European investigations will be among some 80 experiments covering medicine, advanced technology and science on the STS-107 Space Shuttle mission to be launched on 16 January 2003.
The European Space Agency’s (ESA) participation in STS-107 is the result of a barter agreement between ESA and NASA, in which ESA provided an Airbus Super Guppy Transporter aircraft for transporting large Space Station elements across the US. In exchange ESA is given 450 kilograms of payload and equipment capacity on NASA Space Shuttle missions.
Columbia, the first of NASA’s Shuttle fleet to be built, but now newly refurbished and renovated, will be carrying a total of 31 payloads, including seven sponsored by ESA.
The 16-day research mission with a crew of seven a dress rehearsal for routine research operations onboard the International Space Station after its assembly is complete.
The crew, which includes the first astronaut from Israel, will work 24 hours a day in two alternating shifts on a range of experiments covering life sciences, physical sciences, astronaut health and safety and advanced technology development.
Six of the ESA payloads are multi-user facilities for the study of life sciences and fluid physics – the Advanced Protein Crystallisation Facility (APCF), the Advanced Respiratory Monitoring System (ARMS), Biobox, Biopack, the European Research in Space and Terrestrial Osteoporosis (ERISTO), and the Facility for Adsorption and Surface Tension (FAST). The seventh is a technology demonstration called the Combined 2 Phase Loop Experiment (COM2PLEX), which will test a new heat transport system for the thermal control of instruments on satellites.
Prior to the full operation of the Space Station, such Shuttle missions are important because they allow scientists and researchers to ‘turn off’ the effects of gravity and unmask basic phenomena that play key roles in biology, physics, and chemistry.
“STS-107 is a very important mission for Europe.
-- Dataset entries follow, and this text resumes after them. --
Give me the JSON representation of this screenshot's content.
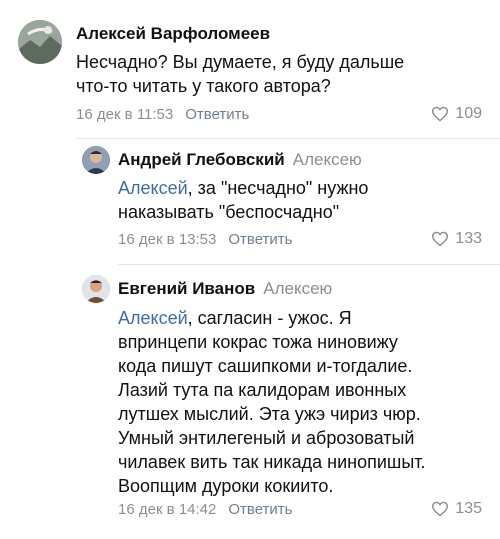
{
  "comments": [
    {
      "author": "Алексей Варфоломеев",
      "reply_to": "",
      "mention": "",
      "text_lines": [
        "Несчадно? Вы думаете, я буду дальше",
        "что-то читать у такого автора?"
      ],
      "time": "16 дек в 11:53",
      "reply_label": "Ответить",
      "likes": "109"
    },
    {
      "author": "Андрей Глебовский",
      "reply_to": "Алексею",
      "mention": "Алексей",
      "text_lines": [
        ", за \"несчадно\" нужно",
        "наказывать \"беспосчадно\""
      ],
      "time": "16 дек в 13:53",
      "reply_label": "Ответить",
      "likes": "133"
    },
    {
      "author": "Евгений Иванов",
      "reply_to": "Алексею",
      "mention": "Алексей",
      "text_lines": [
        ", сагласин - ужос. Я",
        "впринцепи кокрас тожа ниновижу",
        "кода пишут сашипкоми и-тогдалие.",
        "Лазий тута па калидорам ивонных",
        "лутшех мыслий. Эта ужэ чириз чюр.",
        "Умный энтилегеный и аброзоватый",
        "чилавек вить так никада нинопишыт.",
        "Воопщим дуроки кокиито."
      ],
      "time": "16 дек в 14:42",
      "reply_label": "Ответить",
      "likes": "135"
    }
  ],
  "colors": {
    "mention": "#3b6ea8",
    "meta": "#8a8f96"
  }
}
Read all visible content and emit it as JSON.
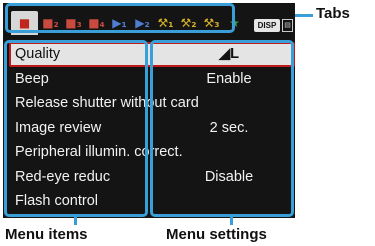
{
  "tabs": [
    {
      "glyph": "■",
      "kind": "shooting",
      "active": true
    },
    {
      "glyph": "■₂",
      "kind": "shooting"
    },
    {
      "glyph": "■₃",
      "kind": "shooting"
    },
    {
      "glyph": "■₄",
      "kind": "shooting"
    },
    {
      "glyph": "▶₁",
      "kind": "play"
    },
    {
      "glyph": "▶₂",
      "kind": "play"
    },
    {
      "glyph": "⚒₁",
      "kind": "setup"
    },
    {
      "glyph": "⚒₂",
      "kind": "setup"
    },
    {
      "glyph": "⚒₃",
      "kind": "setup"
    },
    {
      "glyph": "★",
      "kind": "mymenu"
    }
  ],
  "disp_label": "DISP",
  "menu": [
    {
      "label": "Quality",
      "value": "◢L",
      "selected": true
    },
    {
      "label": "Beep",
      "value": "Enable"
    },
    {
      "label": "Release shutter without card",
      "value": ""
    },
    {
      "label": "Image review",
      "value": "2 sec."
    },
    {
      "label": "Peripheral illumin. correct.",
      "value": ""
    },
    {
      "label": "Red-eye reduc",
      "value": "Disable"
    },
    {
      "label": "Flash control",
      "value": ""
    }
  ],
  "captions": {
    "tabs": "Tabs",
    "menu_items": "Menu items",
    "menu_settings": "Menu settings"
  },
  "colors": {
    "callout": "#3a9fd8",
    "selection_border": "#c01a1a",
    "screen_bg": "#141414"
  }
}
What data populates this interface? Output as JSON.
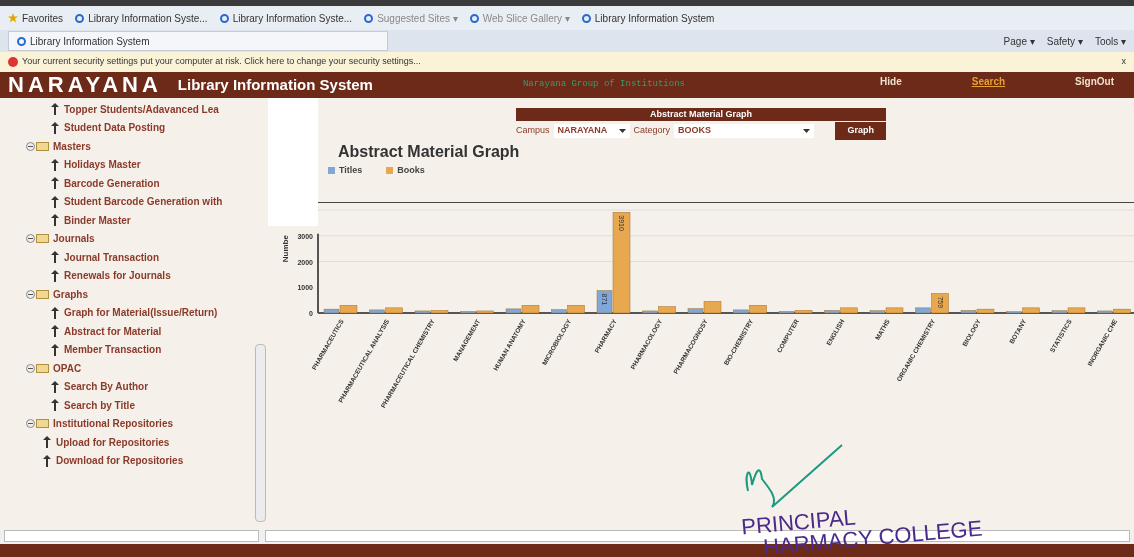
{
  "browser": {
    "favorites_label": "Favorites",
    "favorites": [
      {
        "label": "Library Information Syste...",
        "kind": "page"
      },
      {
        "label": "Library Information Syste...",
        "kind": "page"
      },
      {
        "label": "Suggested Sites ▾",
        "kind": "page"
      },
      {
        "label": "Web Slice Gallery ▾",
        "kind": "page"
      },
      {
        "label": "Library Information System",
        "kind": "page"
      }
    ],
    "tab": "Library Information System",
    "commands": [
      "Page ▾",
      "Safety ▾",
      "Tools ▾"
    ],
    "info_bar": "Your current security settings put your computer at risk. Click here to change your security settings...",
    "info_close": "x"
  },
  "header": {
    "logo": "NARAYANA",
    "title": "Library Information System",
    "group": "Narayana Group of Institutions",
    "links": [
      {
        "label": "Hide",
        "selected": false
      },
      {
        "label": "Search",
        "selected": true
      },
      {
        "label": "SignOut",
        "selected": false
      }
    ]
  },
  "sidebar": {
    "continued_items": [
      "Topper Students/Adavanced Lea",
      "Student Data Posting"
    ],
    "folders": [
      {
        "label": "Masters",
        "expanded": true,
        "children": [
          "Holidays Master",
          "Barcode Generation",
          "Student Barcode Generation with",
          "Binder Master"
        ]
      },
      {
        "label": "Journals",
        "expanded": true,
        "children": [
          "Journal Transaction",
          "Renewals for Journals"
        ]
      },
      {
        "label": "Graphs",
        "expanded": true,
        "children": [
          "Graph for Material(Issue/Return)",
          "Abstract for Material",
          "Member Transaction"
        ]
      },
      {
        "label": "OPAC",
        "expanded": true,
        "children": [
          "Search By Author",
          "Search by Title"
        ]
      },
      {
        "label": "Institutional Repositories",
        "expanded": true,
        "children": [
          "Upload for Repositories",
          "Download for Repositories"
        ]
      }
    ]
  },
  "form": {
    "title": "Abstract Material Graph",
    "campus_label": "Campus",
    "campus_value": "NARAYANA",
    "category_label": "Category",
    "category_value": "BOOKS",
    "button": "Graph"
  },
  "chart": {
    "title": "Abstract Material Graph",
    "chart_data": {
      "type": "bar",
      "ylabel": "Numbe",
      "categories": [
        "PHARMACEUTICS",
        "PHARMACEUTICAL ANALYSIS",
        "PHARMACEUTICAL CHEMISTRY",
        "MANAGEMENT",
        "HUMAN ANATOMY",
        "MICROBIOLOGY",
        "PHARMACY",
        "PHARMACOLOGY",
        "PHARMACOGNOSY",
        "BIO-CHEMISTRY",
        "COMPUTER",
        "ENGLISH",
        "MATHS",
        "ORGANIC CHEMISTRY",
        "BIOLOGY",
        "BOTANY",
        "STATISTICS",
        "INORGANIC CHE"
      ],
      "series": [
        {
          "name": "Titles",
          "color": "#7fa8d8",
          "values": [
            150,
            120,
            80,
            60,
            160,
            130,
            871,
            80,
            170,
            120,
            60,
            100,
            90,
            200,
            100,
            50,
            90,
            80
          ],
          "value_labels": [
            null,
            null,
            null,
            null,
            null,
            null,
            "871",
            null,
            null,
            null,
            null,
            null,
            null,
            null,
            null,
            null,
            null,
            null
          ]
        },
        {
          "name": "Books",
          "color": "#e8a850",
          "values": [
            300,
            200,
            100,
            80,
            300,
            300,
            3910,
            250,
            450,
            300,
            100,
            200,
            200,
            759,
            150,
            200,
            200,
            150
          ],
          "value_labels": [
            null,
            null,
            null,
            null,
            null,
            null,
            "3910",
            null,
            null,
            null,
            null,
            null,
            null,
            "759",
            null,
            null,
            null,
            null
          ]
        }
      ],
      "ylim": [
        0,
        4000
      ],
      "yticks": [
        0,
        1000,
        2000,
        3000
      ]
    }
  },
  "stamp": {
    "line_1": "PRINCIPAL",
    "line_2": "HARMACY COLLEGE"
  }
}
It builds on our experiences with Spacelab on dedicated Shuttle flights that will ultimately support longer, more ambitious research aboard the Space Station,” said Jörg Feustel-Büechl, the ESA Director of Human Spaceflight.
ESA’s science experiments are concentrated in the Spacehab a pressurised module, located in the Shuttle’s payload bay and connected to the Shuttle crew compartment by a tunnel.
ESA mission manager, Pasquale Di Palermo, described the mission, as “a valuable opportunity” for Europe to experiment both in space and on the ground in readiness for full operations on board the International Space Station.
More information about STS-107 can be found on: